Shorter sleep duration and snoring may directly affect breast cancer survival.
Pre-diagnostic Sleep Duration and Sleep Quality in Relation to Subsequent Cancer Survival
Authors: Phipps, A.I. et. al.
Source: J Clin Sleep Med 2016;12(4):495-503.
Several studies have found connections between poor sleep quality and the risks for multiple types of cancer. This group evaluated the relationship between sleep and breast cancer.
The Women’s Health Initiative (WHI) is an ongoing study of postmenopausal women, assessing their health outcomes over time. Over 20,000 WHI participants contributed data to this project. They were breast cancer-free and had provided information about their sleep habits at the time of study enrollment.
Most participants reported sleeping 7-8 hours per night. Among the women who developed breast cancer, those who slept for less than 7 hours a night and women who snored had poorer breast cancer-specific survival. When sleep duration and snoring were combined, the results were statistically significant: women who slept less than 6 hours per night and snored frequently (at least 5 nights per week) had worse breast cancer-specific survival.
There are many explanations for the findings. Insufficient sleep is associated with enhanced production of pro-inflammatory cellular substances. Animal models show that poor sleep results in increased tumor invasiveness and accelerated tumor growth. It is known that progesterone levels are lower in individuals who snore, and these low levels may reflect an adverse environment for breast tissue.
On the other hand, co-morbidities (other illnesses), stress and socioeconomic and living situations may explain the subjects’ sleep habits and more strongly affect their breast cancer outcomes. Sleep habits may just be signs of more influential factors at work.
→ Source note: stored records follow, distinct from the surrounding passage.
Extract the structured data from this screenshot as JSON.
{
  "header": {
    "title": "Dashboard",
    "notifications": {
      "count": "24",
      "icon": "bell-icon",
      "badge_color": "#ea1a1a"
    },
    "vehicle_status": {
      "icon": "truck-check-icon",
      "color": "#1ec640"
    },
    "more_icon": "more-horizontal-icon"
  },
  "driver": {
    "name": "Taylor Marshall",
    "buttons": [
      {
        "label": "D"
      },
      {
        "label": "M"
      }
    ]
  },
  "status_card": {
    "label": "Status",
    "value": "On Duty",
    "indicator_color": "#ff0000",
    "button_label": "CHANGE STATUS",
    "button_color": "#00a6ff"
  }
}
This study contributes to a small number of investigations between sleep and breast cancer and raises questions about the effect of this aspect of lifestyle upon breast cancer outcomes.